BP’s troubleshooters here received a call for help from colleagues in Sand was invading oil wells from the rocks outside. To avoid damage, the operators were choking the wells back, reducing revenues. Two tech-savvy specialists, Prad Thiruvenkatanathan, a research scientist, and Tommy Langnes, a sand expert, came up with a novel fix. They used fiber-optic cable to gather the sounds coming from the wells deep in the earth.
Kurdish fighters known as the pesh merga have played a central role, alongside Iraqi troops, in operations against the Islamic State. Last month, however, the Kurds voted for full independence from Iraq, prompting an angry rebuke from Baghdad and threats of military intervention. Both Turkey and Iran fear that an independence move by Iraqi Kurds could set off unrest among their own Kurdish minorities.
Mr. Trice estimates that there are 2.3 billion barrels of oil trapped in the rocks at Lancaster, of which more than a half million barrels can be extracted. If these estimates are correct, Lancaster would be larger than any oil field developed in British waters over the last decade. “The scale of oil that is down there is very large compared to everywhere else in Europe, “said Kevin Swann, an analyst at Wood Mackenzie, the energy consultants.
Muck Rack makes it simple to find people, tweets, or articles that mention any name, keyword, company, hashtag etc.
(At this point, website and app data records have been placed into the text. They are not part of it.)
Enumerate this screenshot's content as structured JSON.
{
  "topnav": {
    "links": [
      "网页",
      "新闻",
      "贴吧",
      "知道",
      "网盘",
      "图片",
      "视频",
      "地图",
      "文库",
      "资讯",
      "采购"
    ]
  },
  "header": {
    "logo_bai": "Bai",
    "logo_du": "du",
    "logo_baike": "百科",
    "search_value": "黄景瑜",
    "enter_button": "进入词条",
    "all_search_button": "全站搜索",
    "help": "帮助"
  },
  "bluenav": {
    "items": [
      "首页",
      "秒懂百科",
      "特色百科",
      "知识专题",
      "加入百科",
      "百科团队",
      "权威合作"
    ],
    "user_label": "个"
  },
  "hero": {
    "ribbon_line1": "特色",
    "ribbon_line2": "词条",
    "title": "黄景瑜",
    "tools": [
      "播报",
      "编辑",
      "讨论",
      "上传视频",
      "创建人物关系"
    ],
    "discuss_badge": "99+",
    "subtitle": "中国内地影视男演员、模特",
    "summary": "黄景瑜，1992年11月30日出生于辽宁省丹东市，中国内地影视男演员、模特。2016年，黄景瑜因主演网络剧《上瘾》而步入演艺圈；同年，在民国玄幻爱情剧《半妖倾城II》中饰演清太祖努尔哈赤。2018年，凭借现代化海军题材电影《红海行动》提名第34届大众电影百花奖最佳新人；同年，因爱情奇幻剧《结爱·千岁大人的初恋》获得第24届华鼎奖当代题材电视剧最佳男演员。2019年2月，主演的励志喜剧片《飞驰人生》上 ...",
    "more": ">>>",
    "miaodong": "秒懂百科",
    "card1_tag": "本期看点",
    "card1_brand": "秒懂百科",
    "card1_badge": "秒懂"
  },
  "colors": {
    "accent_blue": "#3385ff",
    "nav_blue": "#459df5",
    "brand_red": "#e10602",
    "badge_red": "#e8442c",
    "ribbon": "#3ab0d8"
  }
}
We've compiled this guide to help you make the most of your search.
Selecting a term
Start searching tweets, articles from media outlets, articles mentioned in tweets, journalists'
names, titles and bios with some suggested searches:
Companies or Topics (e.g. iPhone, Microsoft)
Phrases (e.g. "cloud computing") — use quotes to keep the terms together
Twitter handles (e.g. @username) — returns those who have mentioned or replied to
Names (e.g. "David Pogue")
Hashtags (e.g. #sxsw, #london2012)
Bio details (e.g. vegan, Olympics, father)
Muck Rack's Advanced Search allows for many boolean operators.
Find results that mention multiple specified terms, use AND or
+. For example, ensure each result contains both Elon Musk and Mark Zuckerberg by
searching Musk AND Zuckerberg or Musk + Zuckerberg.
Use the operators OR or , to broaden your search when you'd like either of
multiple terms to appear in results. (This is the default behavior of our search when no operators
are used). For example, results will contain either cake or cookie by searching cake OR cookie or cake,cookie
Use NOT or - to subtract results from your search. For
example, searching Disney will yield results about the Walt Disney Company as well as Walt Disney
World Resort. To exclude mentions of Disney World, search for Disney -World or Disney
When using one of these operators with a phrase, enclose it in quotation marks. For example, you can
find results about smartphones excluding Apple's iPhone 4S by searching smartphone -"iPhone
Exact case matching or punctuation
If you're searching for a brand name or keyword that relies on specific punctuation marks or capitalization, you can
find results that match your exact query by adding matchcase: before the keyword you're searching for, like matchcase:E*TRADE .
Use parentheses to separate multiple
boolean phrases. For example, to find journalists talking about having fun in Disney World or
Disneyland, search for ("disney world" OR disneyland) AND fun.
An asterisk can be used to search for any variation of a root word truncated by the asterisk. For example, searching for admin* will return results for administrator, administration, administer, administered, etc.
A near operator is an AND operator where you can control the distance between the words. You can vary the distance the near operation uses by adding a forward slash and number (between 0-99) such as strawberries NEAR/10 "whipped cream", which means the strawberries must exist within 10 words of "whipped cream".